Spring is here and with the change of seasons, all sorts of things appear as Winter’s blanket thaws away. Two letters to the editor were printed in the local newspaper during the Pipeline days about things that “spring” forth.
Fairbanks Daily News-Miner April 30, 1974
We arrived in Alaska last November. I was delighted and captivated by the beauty of the area and I took continual pleasure in the tall spruce trees, the graceful birch and the heavy blanket of snow that seemed to change and become more beautiful daily.
As it became evident that pipeline construction was to proceed, I heard comments and speculation about the adverse effects of the large numbers of transient workers that were to arrive. Also, the problems of preserving the natural resources were discussed and I listened and shared the concern. As a newcomer, I felt saddened at the thought of the beauty of this vast country being altered or destroyed in any way.
Now the snow is melting rapidly and I am shocked and astonished at the incredible mass of garbage, junk, discarded equipment, old automobiles and parts, cartons, animal waste, etc., that is being revealed daily.

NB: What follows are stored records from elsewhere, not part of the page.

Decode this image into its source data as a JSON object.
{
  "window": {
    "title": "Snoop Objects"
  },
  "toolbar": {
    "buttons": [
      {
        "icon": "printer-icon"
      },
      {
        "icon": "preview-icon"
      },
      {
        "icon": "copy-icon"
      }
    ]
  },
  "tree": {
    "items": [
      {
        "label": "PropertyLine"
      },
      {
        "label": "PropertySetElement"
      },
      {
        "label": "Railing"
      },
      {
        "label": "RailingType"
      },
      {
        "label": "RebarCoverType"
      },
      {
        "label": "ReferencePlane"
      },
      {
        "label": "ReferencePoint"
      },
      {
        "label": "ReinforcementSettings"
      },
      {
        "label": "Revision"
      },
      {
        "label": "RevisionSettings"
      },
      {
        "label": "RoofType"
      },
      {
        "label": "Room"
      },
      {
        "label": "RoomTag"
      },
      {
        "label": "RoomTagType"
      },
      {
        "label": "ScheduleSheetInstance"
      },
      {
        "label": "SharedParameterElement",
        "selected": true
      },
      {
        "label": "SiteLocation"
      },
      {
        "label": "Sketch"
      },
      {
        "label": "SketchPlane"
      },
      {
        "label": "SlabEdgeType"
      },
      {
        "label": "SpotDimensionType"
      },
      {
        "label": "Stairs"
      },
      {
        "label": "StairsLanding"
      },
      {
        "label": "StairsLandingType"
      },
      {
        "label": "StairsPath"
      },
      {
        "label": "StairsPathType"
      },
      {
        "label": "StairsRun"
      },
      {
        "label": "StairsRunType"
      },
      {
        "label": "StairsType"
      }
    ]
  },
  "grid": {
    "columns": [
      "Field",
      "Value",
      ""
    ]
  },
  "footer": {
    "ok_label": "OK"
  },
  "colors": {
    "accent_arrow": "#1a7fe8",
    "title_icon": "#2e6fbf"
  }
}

Instead of bewailing the anticipated damage that may be done, I think Alaska should literally “clean up it’s own yard” plus its roadways, and vacant lots. Otherwise, I think the citizens of the state, and all of her natural beauty, could be buried under an avalanche of its own garbage, deposited by none other than its own residents.
It would appear, from the looks of this area, that they have taken a giant step in this direction already.

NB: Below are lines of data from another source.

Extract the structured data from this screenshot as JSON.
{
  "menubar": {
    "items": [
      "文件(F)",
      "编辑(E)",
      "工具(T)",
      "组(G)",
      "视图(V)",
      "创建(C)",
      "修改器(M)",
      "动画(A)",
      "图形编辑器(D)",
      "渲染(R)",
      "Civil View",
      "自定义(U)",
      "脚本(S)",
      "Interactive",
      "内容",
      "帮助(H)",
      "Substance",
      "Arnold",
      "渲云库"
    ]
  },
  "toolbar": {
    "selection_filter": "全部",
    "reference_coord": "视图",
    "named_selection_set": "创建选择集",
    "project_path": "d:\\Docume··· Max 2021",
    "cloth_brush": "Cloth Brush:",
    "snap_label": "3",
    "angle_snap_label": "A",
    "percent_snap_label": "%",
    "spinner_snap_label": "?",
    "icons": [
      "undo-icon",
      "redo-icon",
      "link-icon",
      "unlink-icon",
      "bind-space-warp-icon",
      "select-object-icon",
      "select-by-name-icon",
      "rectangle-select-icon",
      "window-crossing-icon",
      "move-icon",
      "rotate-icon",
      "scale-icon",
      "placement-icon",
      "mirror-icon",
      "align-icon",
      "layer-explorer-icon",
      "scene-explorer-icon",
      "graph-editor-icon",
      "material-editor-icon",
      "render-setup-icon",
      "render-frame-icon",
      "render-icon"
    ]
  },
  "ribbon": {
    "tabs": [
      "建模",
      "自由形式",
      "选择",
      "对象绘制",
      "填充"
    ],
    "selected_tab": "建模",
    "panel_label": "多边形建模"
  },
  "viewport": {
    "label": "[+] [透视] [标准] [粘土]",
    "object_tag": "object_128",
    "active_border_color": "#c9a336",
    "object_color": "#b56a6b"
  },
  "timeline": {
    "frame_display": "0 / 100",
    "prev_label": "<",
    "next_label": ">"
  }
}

Signed: Virginia Cummings – 10 Mile Badger Road.
The following week there was another point of view published.
Fairbanks Daily News-Miner May 9, 1974

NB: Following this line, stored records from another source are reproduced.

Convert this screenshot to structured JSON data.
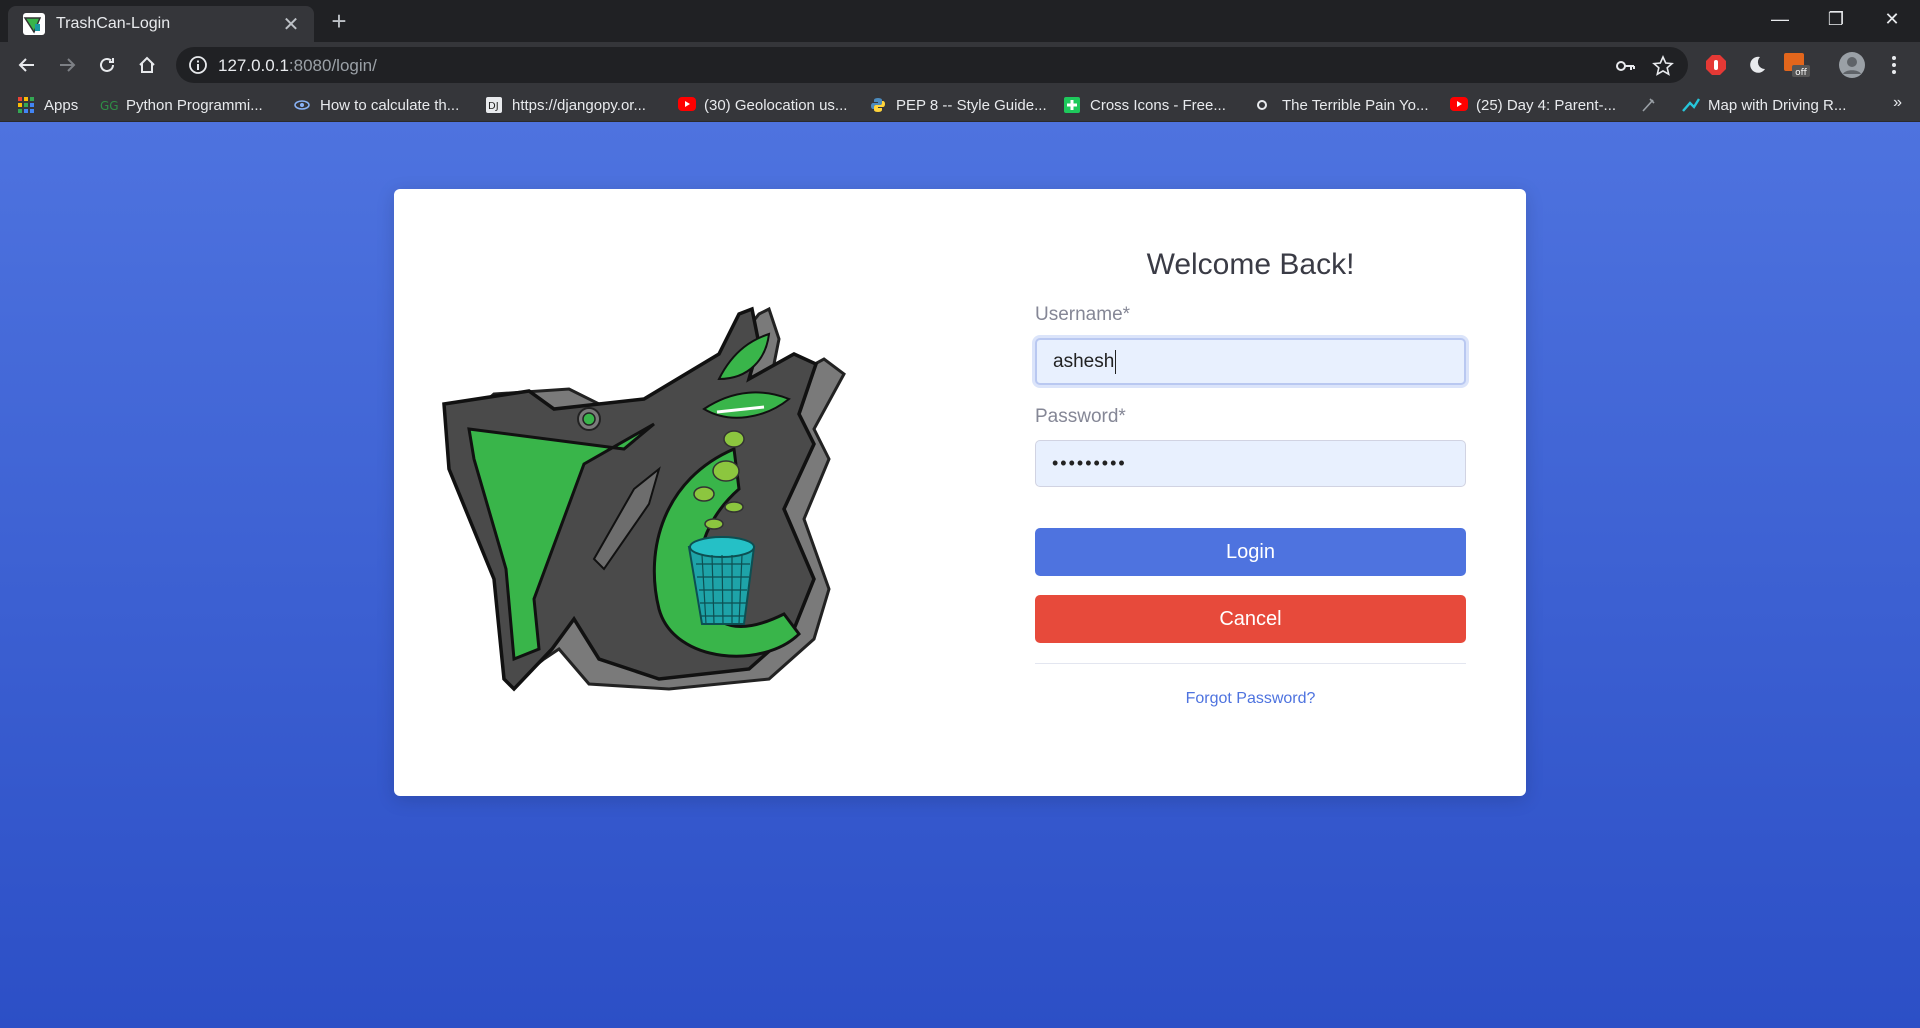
{
  "browser": {
    "tab_title": "TrashCan-Login",
    "url_host": "127.0.0.1",
    "url_rest": ":8080/login/",
    "bookmarks": [
      "Apps",
      "Python Programmi...",
      "How to calculate th...",
      "https://djangopy.or...",
      "(30) Geolocation us...",
      "PEP 8 -- Style Guide...",
      "Cross Icons - Free...",
      "The Terrible Pain Yo...",
      "(25) Day 4: Parent-...",
      "Map with Driving R..."
    ],
    "bookmarks_more": "»",
    "extension_badge": "off"
  },
  "login": {
    "title": "Welcome Back!",
    "username_label": "Username*",
    "username_value": "ashesh",
    "password_label": "Password*",
    "password_value": "•••••••••",
    "login_button": "Login",
    "cancel_button": "Cancel",
    "forgot_link": "Forgot Password?"
  },
  "colors": {
    "primary": "#4e73df",
    "danger": "#e74a3b",
    "logo_green": "#39b54a",
    "logo_dark": "#4a4a4a"
  }
}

Value in Junk
I am writing this in answer to a letter from Ms. Virginia Cummings that appeared last week in the News-Miner. In her letter Ms. Cummings scolded Fairbanksans for their sloppiness and their junkyard mentality.
In all due respect, I would like to argue the point. I think that the first mistake she made was assuming that the old cars cluttering people’s yards were junk. Maybe Ms. Cummings should have the wisdom to realize that what she sees as junk might be somebody else’s treasure. For example, let me tell you about some of the old wrecked and abandoned cars in my yard.
The 1939 Ford pickup truck and the 1941 Hudson belonged to my father who died in 1948. He was a good man and he spent a good part of his life driving around in those automobiles. So did I. I learned how to drive in the pickup, and I had my first wreck in it when I backed it into our house.
The 1949 Kaiser was my first car. I also had my first real date in it with a girl name Mary something or the other. We drove down to Nenana in June 1950. I lost track of Mary, but I still have the car.
The green 1954 Chevy with the windshield busted out was the car my wife Kathy owned when I first met her. We wrecked it hitting a moose in August 1956 just after I came back from Korea. In 1965 Kathy took our two kids. What do I have? All I have is this yard full of old cars—old memories.
So there, Ms. Virginia Cummings. You come up here and clean up Fairbanks and make it like a park. Well, maybe you ought to realize that some of us are keeping all this junk for good reasons. Maybe it’s all we have from our past.
Sincerely, Ronald Crowe – College, Alaska
Note: Today we have more junk than ever before, and these two letters could have just as easily come from today’s pages. It seems we are still chasing our tails on this same issue. Incidentally, Mr. Crowe eventually found love again because he was listed in the marriage licenses a couple of years later. This opinionated History Nugget has been proudly brought to you by Men’s Igloo No. 4 and Women’s Igloo No. 8 of the Pioneers of Alaska.